Close review: Homophobia unravels a childhood friendship in a heartbreaking Oscar-nominated drama
Is there anything sadder in a boy’s life than the moment they realise they have to become men? You often see it play out in real time, where a kind of free-wheeling innocence becomes corrupted by essentialist ideas of what a man needs to be. Sports are a must. Sensitivity is a problem. Touch another boy by all means, but only if it’s a macho thwack or a hearty backslap. Anything else is suspect.
Lukas Dhont’s Belgian drama Close – a Best International Film nominee at this month’s Oscars – makes great hay of these moments. We see 13-year-old Léo (Eden Dambrine) pushing away the head of his best friend Rémi (Gustav De Waele), who’s resting it lazily on his chest. We see their sharing of a bed at sleepovers suddenly become loaded with meaning, so Léo sleeps elsewhere. We see the panic that appears in Léo’s eyes when a squad of girls ask him if he and Rémi are a couple.
Léo and Rémi aren’t a couple in any traditional sense of the word. Sexuality hasn’t – as far as we know – been a factor in their relationship until their peers suggest it is. But when others start to project onto them, insisting there’s something unusual about their physical and emotional intimacy, it creates a fissure between both boys. Léo grows distant. Rémi is left confused and bereft.
There is a brutal honesty to these early scenes in Close, which are played with heartbreaking subtlety. We tend to think of homophobia in its broadest strokes – protest signs, institutional cruelty, the alt-right at drag shows. But it also needles its way into the quietest of places, distorting our perceptions of things both simple and entirely meaningless. For Léo, merely standing near Rémi for a substantial period of time begins to set the cogs turning.

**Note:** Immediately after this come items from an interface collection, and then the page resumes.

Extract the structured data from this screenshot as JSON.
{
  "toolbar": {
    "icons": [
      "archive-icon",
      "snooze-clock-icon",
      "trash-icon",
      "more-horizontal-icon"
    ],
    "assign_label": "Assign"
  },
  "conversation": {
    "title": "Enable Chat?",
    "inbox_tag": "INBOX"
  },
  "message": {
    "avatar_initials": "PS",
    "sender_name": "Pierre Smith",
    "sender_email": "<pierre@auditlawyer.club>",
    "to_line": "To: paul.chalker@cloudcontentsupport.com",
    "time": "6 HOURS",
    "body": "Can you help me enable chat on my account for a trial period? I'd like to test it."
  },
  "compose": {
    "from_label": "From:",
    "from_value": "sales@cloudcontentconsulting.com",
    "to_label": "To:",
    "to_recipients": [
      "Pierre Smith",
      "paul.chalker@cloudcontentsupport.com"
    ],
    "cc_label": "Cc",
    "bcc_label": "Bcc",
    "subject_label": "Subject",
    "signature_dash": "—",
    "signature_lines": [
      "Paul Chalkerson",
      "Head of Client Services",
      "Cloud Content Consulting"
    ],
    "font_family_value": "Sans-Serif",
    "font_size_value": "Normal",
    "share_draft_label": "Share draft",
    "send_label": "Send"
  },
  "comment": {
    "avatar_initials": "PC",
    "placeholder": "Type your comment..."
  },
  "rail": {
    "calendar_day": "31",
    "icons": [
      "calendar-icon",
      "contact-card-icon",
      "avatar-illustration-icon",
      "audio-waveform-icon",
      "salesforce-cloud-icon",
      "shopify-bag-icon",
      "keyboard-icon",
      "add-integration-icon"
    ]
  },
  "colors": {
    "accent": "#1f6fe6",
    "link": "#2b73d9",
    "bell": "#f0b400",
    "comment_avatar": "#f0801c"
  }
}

Sadly, Close starts to paint in broader strokes as it goes on. There is a hard turn at its midpoint that feels coldly calculated, and it’s something the film never quite recovers from. Dhont’s visuals are strong and sumptuous and he coaxes spellbindingly naturalistic performances from first-time actors Dambrine and De Waele, but a gulf in tone separates both halves of his film. Hushed glances between estranged friends give way to maximalist drama and heavy-handed symbolism, as if the everyday horror of growing up needs literal horror to be cinematic.
Dir: Lukas Dhont. Starring: Eden Dambrine, Gustav De Waele, Émilie Dequenne, Léa Drucker, Kevin Janssens. 12A, 104 minutes.
‘Close’ is in cinemas